■ adjectives

▪ a high/large dose

High doses of the drug can have bad side effects.

▪ a low/small dose

Treatment should be started with a small dose.

▪ a daily dose

The study shows that a daily dose of aspirin may reduce the risk of developing bowel cancer.

▪ the recommended dose (=recommended by medical experts)

The current recommended dose is 250 mg a day.

▪ a lethal/fatal dose (=an amount that kills you)

She took a lethal dose of painkillers.

▪ a single dose

The medicine is given as a single dose.

■ verbs

▪ take a dose of something

He had taken his usual dose of sleeping pills.

▪ give somebody a dose

A nurse came in to give me a dose of antibiotics.

▪ exceed the dose (=take more of a medicine than is recommended)

You should take care not to exceed the recommended dose of paracetamol.

II. dose 2 BrE AmE verb [transitive] ( also dose up )

to give someone medicine or a drug

dose somebody/yourself with something

Sumi dosed herself up with aspirin and went to bed.

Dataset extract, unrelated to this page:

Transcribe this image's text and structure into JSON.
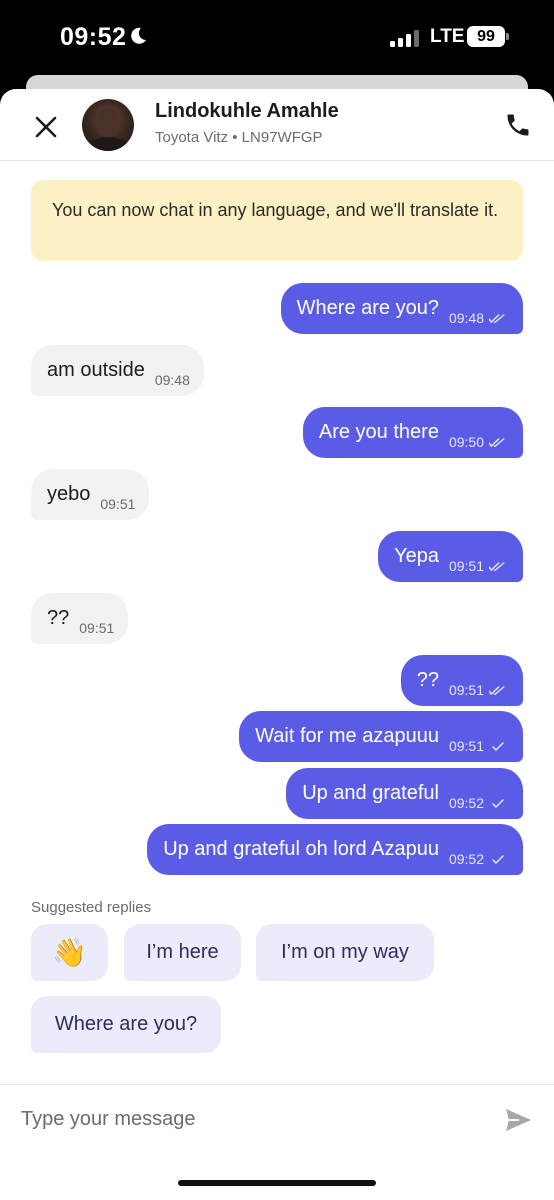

Longman Dictionary of Contemporary English.      Longman - Словарь современного английского языка.